What is being asked: Down to the last line, reproduce the data below exactly.

Record excerpts:
-- Opening Marker --
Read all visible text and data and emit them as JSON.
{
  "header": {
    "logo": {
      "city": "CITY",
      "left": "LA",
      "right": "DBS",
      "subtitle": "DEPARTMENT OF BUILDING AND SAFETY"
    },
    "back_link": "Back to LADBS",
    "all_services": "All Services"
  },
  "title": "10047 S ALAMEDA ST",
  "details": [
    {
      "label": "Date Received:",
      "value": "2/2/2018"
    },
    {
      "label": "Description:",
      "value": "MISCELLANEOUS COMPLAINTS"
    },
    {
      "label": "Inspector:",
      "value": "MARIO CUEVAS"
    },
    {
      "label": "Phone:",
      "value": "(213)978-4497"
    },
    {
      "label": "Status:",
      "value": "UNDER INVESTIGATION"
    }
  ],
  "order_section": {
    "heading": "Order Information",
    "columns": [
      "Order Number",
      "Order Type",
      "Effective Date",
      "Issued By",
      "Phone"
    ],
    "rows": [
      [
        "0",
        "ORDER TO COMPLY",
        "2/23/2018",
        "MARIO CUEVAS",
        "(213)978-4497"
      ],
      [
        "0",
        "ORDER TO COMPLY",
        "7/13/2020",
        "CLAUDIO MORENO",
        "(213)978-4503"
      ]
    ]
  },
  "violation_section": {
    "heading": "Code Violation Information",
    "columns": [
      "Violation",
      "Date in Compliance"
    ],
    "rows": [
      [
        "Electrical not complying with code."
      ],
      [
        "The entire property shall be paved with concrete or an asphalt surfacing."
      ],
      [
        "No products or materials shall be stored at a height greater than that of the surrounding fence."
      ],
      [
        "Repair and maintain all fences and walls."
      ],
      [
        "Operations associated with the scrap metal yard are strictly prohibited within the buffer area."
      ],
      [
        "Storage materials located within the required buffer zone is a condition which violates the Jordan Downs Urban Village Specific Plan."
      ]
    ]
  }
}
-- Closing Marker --
Answer to this task:
Read all visible text and data and emit them as JSON.
{
  "header": {
    "logo": {
      "city": "CITY",
      "left": "LA",
      "right": "DBS",
      "subtitle": "DEPARTMENT OF BUILDING AND SAFETY"
    },
    "back_link": "Back to LADBS",
    "all_services": "All Services"
  },
  "title": "10047 S ALAMEDA ST",
  "details": [
    {
      "label": "Date Received:",
      "value": "2/2/2018"
    },
    {
      "label": "Description:",
      "value": "MISCELLANEOUS COMPLAINTS"
    },
    {
      "label": "Inspector:",
      "value": "MARIO CUEVAS"
    },
    {
      "label": "Phone:",
      "value": "(213)978-4497"
    },
    {
      "label": "Status:",
      "value": "UNDER INVESTIGATION"
    }
  ],
  "order_section": {
    "heading": "Order Information",
    "columns": [
      "Order Number",
      "Order Type",
      "Effective Date",
      "Issued By",
      "Phone"
    ],
    "rows": [
      [
        "0",
        "ORDER TO COMPLY",
        "2/23/2018",
        "MARIO CUEVAS",
        "(213)978-4497"
      ],
      [
        "0",
        "ORDER TO COMPLY",
        "7/13/2020",
        "CLAUDIO MORENO",
        "(213)978-4503"
      ]
    ]
  },
  "violation_section": {
    "heading": "Code Violation Information",
    "columns": [
      "Violation",
      "Date in Compliance"
    ],
    "rows": [
      [
        "Electrical not complying with code."
      ],
      [
        "The entire property shall be paved with concrete or an asphalt surfacing."
      ],
      [
        "No products or materials shall be stored at a height greater than that of the surrounding fence."
      ],
      [
        "Repair and maintain all fences and walls."
      ],
      [
        "Operations associated with the scrap metal yard are strictly prohibited within the buffer area."
      ],
      [
        "Storage materials located within the required buffer zone is a condition which violates the Jordan Downs Urban Village Specific Plan."
      ]
    ]
  }
}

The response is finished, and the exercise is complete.